Finance minister Arun Jaitley has done well to say that the expert panel under Law Commission chief AP Shah will examine legacy tax issues, not just the one on MAT on FPIs. While the government has tried its best to sort out some of the legacy issues, by not challenging the Bombay High Court verdict on the Vodafone and Shell transfer pricing cases, there are too many legacy cases for investors to keep trying their luck at the courts—arbitration is not much easier since, as in the case of the Vodafone dispute, the process has not even started; in other cases, such as Cairn Energy Plc which wants to go for arbitration, the government is arguing that tax matters cannot come under the ambit of bilateral investment treaties. In many cases, such as the Vodafone and Shell ones, it was found the taxman was looking at only a partial picture. In both cases, the companies had argued they were just bringing in foreign investment, so where was there any question of applying transfer pricing adjustments? Similarly, in the case of Cairn, the company has argued no tax is leviable since it was merely doing an internal reorganisation of assets—assets held overseas were transferred to an Indian company which then went in for an IPO.

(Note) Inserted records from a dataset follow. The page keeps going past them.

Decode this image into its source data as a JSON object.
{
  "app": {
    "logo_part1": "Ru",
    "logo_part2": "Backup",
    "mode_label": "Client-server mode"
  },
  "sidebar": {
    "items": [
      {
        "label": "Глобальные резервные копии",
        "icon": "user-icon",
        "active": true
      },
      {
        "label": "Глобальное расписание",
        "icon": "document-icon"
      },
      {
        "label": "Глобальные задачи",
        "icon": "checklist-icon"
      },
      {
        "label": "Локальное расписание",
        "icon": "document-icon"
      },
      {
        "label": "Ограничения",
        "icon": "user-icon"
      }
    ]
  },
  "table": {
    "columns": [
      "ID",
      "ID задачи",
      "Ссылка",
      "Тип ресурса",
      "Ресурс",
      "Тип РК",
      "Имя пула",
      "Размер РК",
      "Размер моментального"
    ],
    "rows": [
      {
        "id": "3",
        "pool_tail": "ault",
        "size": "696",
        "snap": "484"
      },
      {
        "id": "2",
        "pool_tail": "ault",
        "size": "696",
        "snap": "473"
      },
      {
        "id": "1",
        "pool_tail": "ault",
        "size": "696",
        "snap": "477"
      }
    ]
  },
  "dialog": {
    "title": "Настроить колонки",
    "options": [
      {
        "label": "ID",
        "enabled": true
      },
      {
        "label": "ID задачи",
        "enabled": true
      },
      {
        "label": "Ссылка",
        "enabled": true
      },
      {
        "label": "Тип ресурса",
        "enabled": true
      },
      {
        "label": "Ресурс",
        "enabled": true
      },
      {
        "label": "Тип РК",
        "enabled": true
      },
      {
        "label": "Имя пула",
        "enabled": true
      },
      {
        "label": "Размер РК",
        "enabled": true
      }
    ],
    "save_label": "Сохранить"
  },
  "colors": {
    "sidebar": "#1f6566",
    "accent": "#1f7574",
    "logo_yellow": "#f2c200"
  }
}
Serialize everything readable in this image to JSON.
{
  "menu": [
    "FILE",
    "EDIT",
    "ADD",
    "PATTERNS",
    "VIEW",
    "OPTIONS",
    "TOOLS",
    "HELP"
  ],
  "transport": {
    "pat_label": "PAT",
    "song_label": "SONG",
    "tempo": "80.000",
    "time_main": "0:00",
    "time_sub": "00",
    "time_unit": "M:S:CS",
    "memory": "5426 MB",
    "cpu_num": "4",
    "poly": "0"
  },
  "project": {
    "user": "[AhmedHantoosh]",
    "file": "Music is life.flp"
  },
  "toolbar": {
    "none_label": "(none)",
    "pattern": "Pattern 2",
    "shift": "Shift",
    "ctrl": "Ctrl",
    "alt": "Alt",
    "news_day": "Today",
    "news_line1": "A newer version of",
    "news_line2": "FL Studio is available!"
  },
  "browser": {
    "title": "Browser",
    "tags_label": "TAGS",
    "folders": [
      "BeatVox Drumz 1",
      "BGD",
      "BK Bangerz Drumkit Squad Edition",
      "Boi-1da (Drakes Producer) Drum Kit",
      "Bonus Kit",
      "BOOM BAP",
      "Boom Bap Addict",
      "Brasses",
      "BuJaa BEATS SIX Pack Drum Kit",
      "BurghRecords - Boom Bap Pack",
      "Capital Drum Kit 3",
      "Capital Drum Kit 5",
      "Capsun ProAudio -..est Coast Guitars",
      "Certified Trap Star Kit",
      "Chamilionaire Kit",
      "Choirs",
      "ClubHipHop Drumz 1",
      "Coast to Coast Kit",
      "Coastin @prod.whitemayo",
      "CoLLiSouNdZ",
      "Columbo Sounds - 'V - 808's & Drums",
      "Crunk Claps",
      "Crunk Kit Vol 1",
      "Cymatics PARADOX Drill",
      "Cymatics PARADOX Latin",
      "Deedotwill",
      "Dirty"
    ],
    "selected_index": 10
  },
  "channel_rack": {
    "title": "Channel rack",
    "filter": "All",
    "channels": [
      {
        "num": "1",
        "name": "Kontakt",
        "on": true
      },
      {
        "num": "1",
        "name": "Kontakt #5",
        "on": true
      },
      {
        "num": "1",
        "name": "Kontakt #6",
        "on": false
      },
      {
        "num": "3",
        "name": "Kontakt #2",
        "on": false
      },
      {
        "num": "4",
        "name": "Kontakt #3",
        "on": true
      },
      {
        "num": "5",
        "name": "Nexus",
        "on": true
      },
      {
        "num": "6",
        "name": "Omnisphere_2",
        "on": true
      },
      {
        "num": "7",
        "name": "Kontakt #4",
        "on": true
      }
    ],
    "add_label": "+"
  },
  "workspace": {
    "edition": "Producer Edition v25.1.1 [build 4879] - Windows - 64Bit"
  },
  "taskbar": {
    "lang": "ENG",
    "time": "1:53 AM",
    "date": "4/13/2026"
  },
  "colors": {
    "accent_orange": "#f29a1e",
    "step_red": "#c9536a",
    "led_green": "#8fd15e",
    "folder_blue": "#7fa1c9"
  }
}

In all such cases, a more holistic look is required instead of a purely technical one. Many transfer pricing cases, for instance, are stuck on what level of profits should be taken to be appropriate by the taxman. If the three-member Shah panel constituted on Wednesday is able to take quick decisions on various cases, and the government accepts its recommendations, chances are this will go a long way in resolving legacy issues. Even if the panel recommends tax payments, firms will have a better shot at arriving at a negotiated settlement than under the existing dispute resolution systems. It is good that the panel will first tackle the issue of MAT on FPIs, and then take up other matters referred to it.